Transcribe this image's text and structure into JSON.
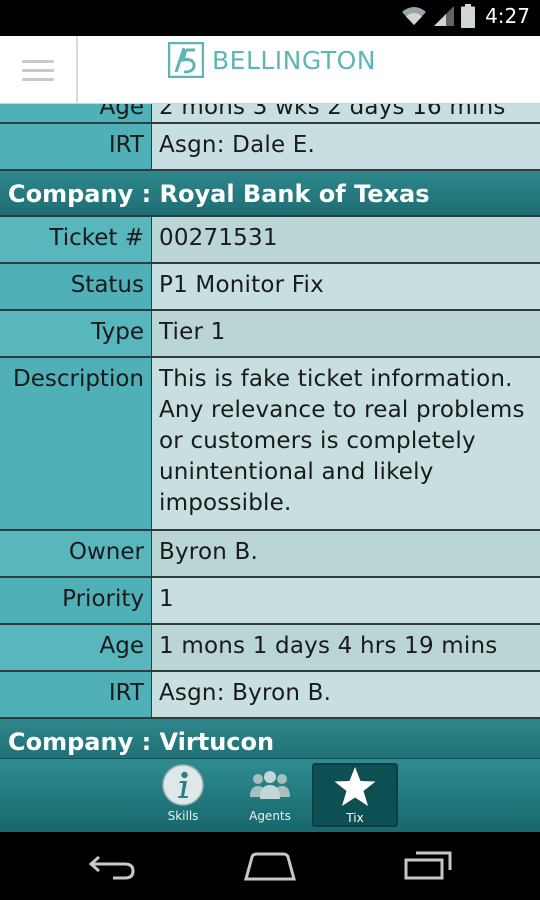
{
  "status_bar": {
    "time": "4:27",
    "icons": [
      "wifi-icon",
      "signal-icon",
      "battery-icon"
    ]
  },
  "header": {
    "brand_name": "BELLINGTON",
    "logo": "bellington-logo",
    "menu_icon": "hamburger-menu-icon",
    "brand_color": "#5db6b3"
  },
  "list": {
    "partial_row": {
      "label": "Age",
      "value": "2 mons 3 wks 2 days 16 mins"
    },
    "first_irt": {
      "label": "IRT",
      "value": "Asgn: Dale E."
    },
    "companies": [
      {
        "header": "Company : Royal Bank of Texas",
        "ticket": {
          "label": "Ticket #",
          "value": "00271531"
        },
        "status": {
          "label": "Status",
          "value": "P1 Monitor Fix"
        },
        "type": {
          "label": "Type",
          "value": "Tier 1"
        },
        "description": {
          "label": "Description",
          "value": "This is fake ticket information. Any relevance to real problems or customers is completely unintentional and likely impossible."
        },
        "owner": {
          "label": "Owner",
          "value": "Byron B."
        },
        "priority": {
          "label": "Priority",
          "value": "1"
        },
        "age": {
          "label": "Age",
          "value": "1 mons 1 days 4 hrs 19 mins"
        },
        "irt": {
          "label": "IRT",
          "value": "Asgn: Byron B."
        }
      },
      {
        "header": "Company : Virtucon"
      }
    ]
  },
  "tabs": [
    {
      "label": "Skills",
      "icon": "info-icon",
      "active": false
    },
    {
      "label": "Agents",
      "icon": "people-icon",
      "active": false
    },
    {
      "label": "Tix",
      "icon": "star-icon",
      "active": true
    }
  ],
  "nav_bar": {
    "buttons": [
      "back-icon",
      "home-icon",
      "recent-apps-icon"
    ]
  }
}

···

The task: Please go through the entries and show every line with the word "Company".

Result:
        "header": "Company : Royal Bank of Texas",
        "header": "Company : Virtucon"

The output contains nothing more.